Thursday, August 2, 2007

Not much of an Implosion as McCain is still a presence.

John McCain had a rough July, With what the media is calling an "exodus", McCain's key staff diminished in matter of weeks. As everyone seems to be awaiting the paper tiger campaign on Fred Thompson, McCain, oddly, is still a presence in the polls.

Senator McCain leads the pack when it comes to who Americans trust more to be commander-in-chief during a war. It seems that the rest of the field, Republican and Democrat, have avoided war talk in the hope of being pleasant enough to be elected. McCain ran into the fire with Iraq, and while overall, it has cost him, he still is the most trusted to lead our armed forces in the War on Terror.

And while Money Man Mitt is leading in fundraising, he cannot seem to get ahead of McCain in Florida polling.

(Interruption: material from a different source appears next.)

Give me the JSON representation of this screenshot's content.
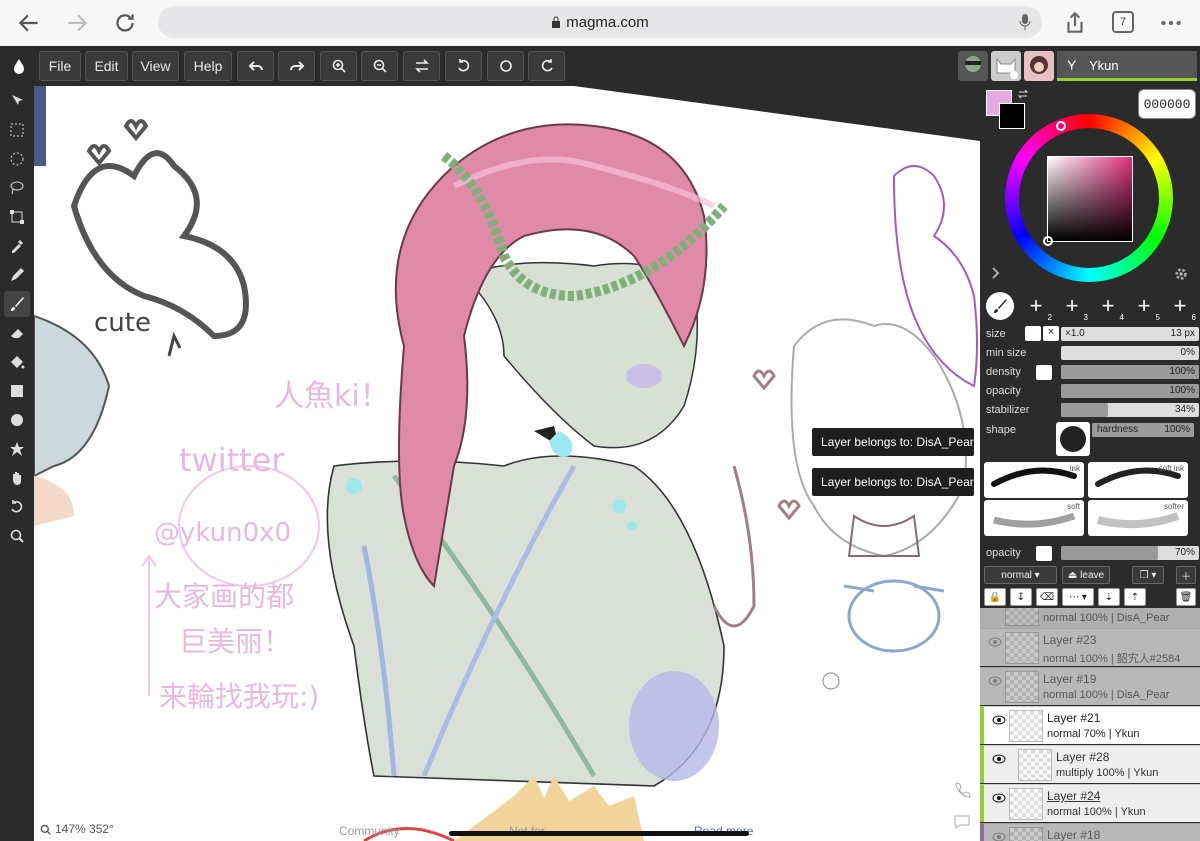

As the far right gets squeamish on Giuliani's social conservative flipflopping, McCain still enjoys a comfortable third place in polling. If each of these top tier candidates take a primary state or two, we might just have an interesting Republican National Convention in 2008.

After the Sunday Morning ABC News debate, it is clear that McCain is still a contender, despite the bad press. He is still the most articulate on the seriousness of Islamic terrorism, the only candidate who is serious about pork spending that will burden generations of Americans with the cash and spend mentality of Congress, and the only candidate who has been consistently conservative throughout his career. All of that, without a fraction of Money Mitt's machine in Iowa.

And of course, all of Mitt's spending in Iowa is pretty meaningless when most Iowa Caucus goers have shown a relative indifference to this field of candidates. We have a rather boring slate of flip-floppers, has been's, never-will-be's, and one constant in John McCain.

Americans ought to look to McCain's candidacy in the same manner the College of Cardinals did when choosing a successor to John Paul the Great. McCain is the most experienced, most readied, and most consistent candidate of the lot. He is senior, and may only serve a term, but that term, the "interregnum" between the neoconservative failure of George Bush and the next generation of actual conservatives, too green to lead our nation, is critical. No candidate on either side of the aisle sports McCain's resume, and right now, we need a consistent warrior for freedom. That choice is still John McCain.